Franklin schools has Johnson County’s lowest graduation rate, and to turn that around candidates running for school board want to find ways to ensure more students finish high school.
The seven school board candidates running for three open seats want to be sure students can connect with teachers or other employees who can explain why it’s important for them to graduate on time. They also want to evaluate the high school’s classes to be sure Franklin has enough courses to interest students who don’t plan to attend a four-year college.
Incumbent William Maschmeyer and Timothy Lavery are running for one open Franklin Township seat. Cory Cooper, Kristine Ott,
D. Christopher Bass, Joseph Skeel and Bryan Wertz are running for two open Franklin city seats. All voters in the Franklin school district can vote in the school board races.
The three winners will vote during the school board’s monthly meetings on any changes to Franklin’s courses or educational policies, approve the yearly budget and evaluate the superintendent.
The candidates also want to find ways to continue building on the school district’s Finish Strong program, which gives current and former students the chance to earn their diploma through online courses. If they can do that then the graduation rate could rise above 85 percent, they said.
“We keep kids in school and bring kids back by giving them alternate education programs, such as Finish Strong, such as (Central Nine Career Center). And as kids change, we have to change too. And we have to be the provider of choice in the area,” Maschmeyer said.
Maschmeyer, Cooper and Ott said Finish Strong’s online degree program is a great alternative for students who aren’t succeeding in traditional classrooms. Bass said Franklin can reach even more students by creating additional online courses.
“It may not work for all (students), but it definitely is a step we can take in the right direction,” he said.
Cooper, Lavery and Ott said Franklin needs to find additional ways for students to connect with teachers, guidance counselors, or anyone else who can emphasize the importance of finishing high school.
“If they identify with one person, then they can usually keep that student at school, doing their best. When they can’t identify with anybody, that’s usually when they feel like they don’t belong and drop out,” Cooper said.

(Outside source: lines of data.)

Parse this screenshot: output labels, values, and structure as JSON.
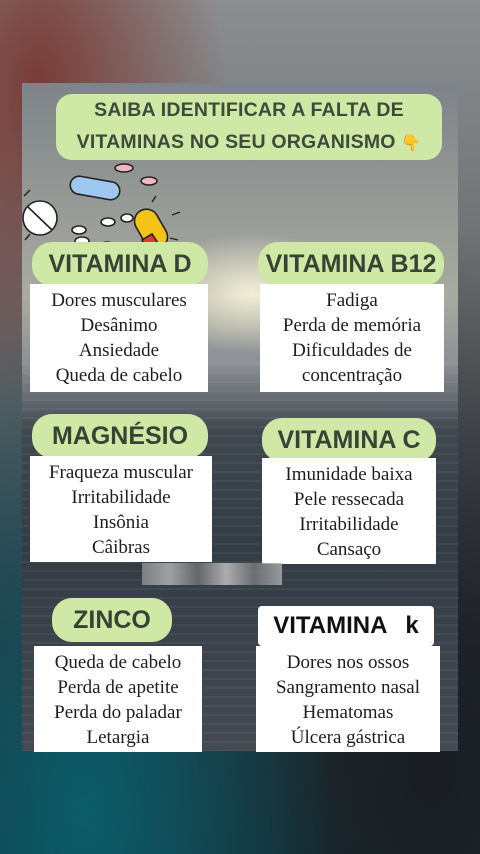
{
  "title": {
    "line1": "SAIBA IDENTIFICAR A FALTA DE",
    "line2": "VITAMINAS NO SEU ORGANISMO",
    "emoji": "👇"
  },
  "sections": [
    {
      "label": "VITAMINA D",
      "items": [
        "Dores musculares",
        "Desânimo",
        "Ansiedade",
        "Queda de cabelo"
      ]
    },
    {
      "label": "VITAMINA B12",
      "items": [
        "Fadiga",
        "Perda de memória",
        "Dificuldades de",
        "concentração"
      ]
    },
    {
      "label": "MAGNÉSIO",
      "items": [
        "Fraqueza muscular",
        "Irritabilidade",
        "Insônia",
        "Câibras"
      ]
    },
    {
      "label": "VITAMINA C",
      "items": [
        "Imunidade baixa",
        "Pele ressecada",
        "Irritabilidade",
        "Cansaço"
      ]
    },
    {
      "label": "ZINCO",
      "items": [
        "Queda de cabelo",
        "Perda de apetite",
        "Perda do paladar",
        "Letargia"
      ]
    },
    {
      "label": "VITAMINA",
      "label_suffix": "k",
      "items": [
        "Dores nos ossos",
        "Sangramento nasal",
        "Hematomas",
        "Úlcera gástrica"
      ]
    }
  ],
  "colors": {
    "label_bg": "#cfe8a6",
    "label_text": "#364335",
    "box_bg": "#ffffff"
  },
  "icons": [
    "pills-illustration",
    "pointing-down-emoji"
  ]
}
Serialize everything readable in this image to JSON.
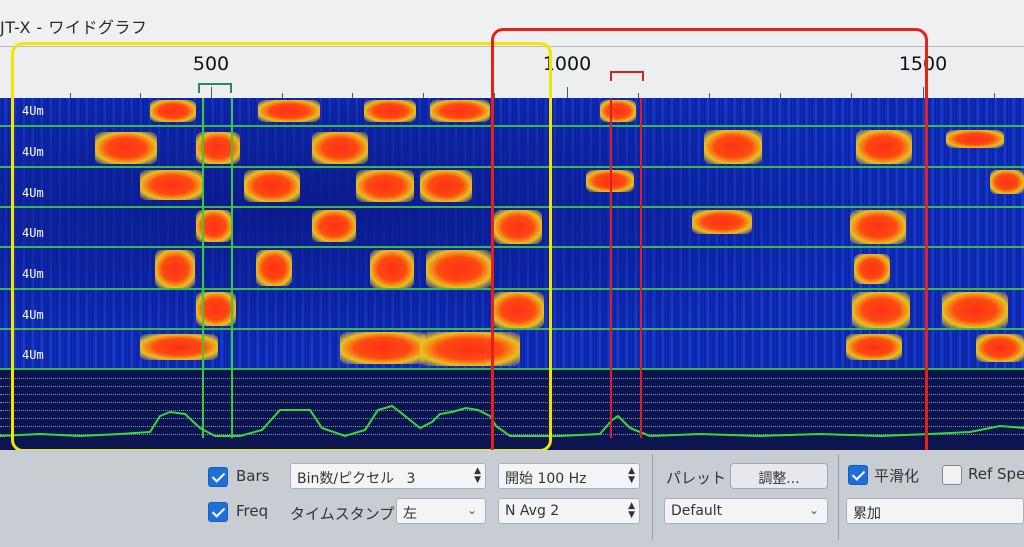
{
  "window": {
    "title": "JT-X - ワイドグラフ"
  },
  "scale": {
    "labels": [
      "500",
      "1000",
      "1500"
    ]
  },
  "waterfall": {
    "row_labels": [
      "4Um",
      "4Um",
      "4Um",
      "4Um",
      "4Um",
      "4Um",
      "4Um"
    ]
  },
  "controls": {
    "bars_label": "Bars",
    "freq_label": "Freq",
    "bins_label": "Bin数/ピクセル",
    "bins_value": "3",
    "timestamp_label": "タイムスタンプ",
    "timestamp_value": "左",
    "start_value": "開始 100 Hz",
    "navg_value": "N Avg 2",
    "palette_label": "パレット",
    "adjust_button": "調整...",
    "palette_value": "Default",
    "smooth_label": "平滑化",
    "refspec_label": "Ref Spec",
    "cumulative_value": "累加"
  },
  "colors": {
    "rx_marker": "#2a8a5a",
    "tx_marker": "#e02020",
    "yellow_box": "#f2e600",
    "red_box": "#e8201a",
    "band_line": "#3ab84a"
  }
}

Lavery said counselors have a major impact on students by identifying reasons students may be struggling and helping find solutions. He wants Franklin to examine how many counselors they have at the schools, look at what they’re doing to keep students in school and how they can have even more success.
Students also should be taught lessons in different formats based on how they learn, so they’ll be more focused and less likely to drop out, Wertz said.
“Students learn in different ways. School board members need to come up with ways to engage students that have left schools or are considering leaving,” he said.
Ott said that, even if more programs are added, teachers, administrators and parents need to regularly talk with students about how important it is for them to finish high school.
Lavery and Cooper also said Franklin shouldn’t expect that every student will go to a four-year college.
Franklin needs to provide more industrial technology and agriculture-related courses and find new ways it can work with Central Nine. The courses will appeal to more students who are ready to start working once they finish high school, Cooper said.
“I think that right now we only focus on one path,” he said. “We focus on the student that’s going to get four years of college.”
Skeel said dropout prevention should start early with teachers talking to parents about the importance of education at the elementary school level. Students don’t usually drop out from one bad school experience, he added.
“(We) should try to change the culture within a family atmosphere. Early intervention is key,” he said.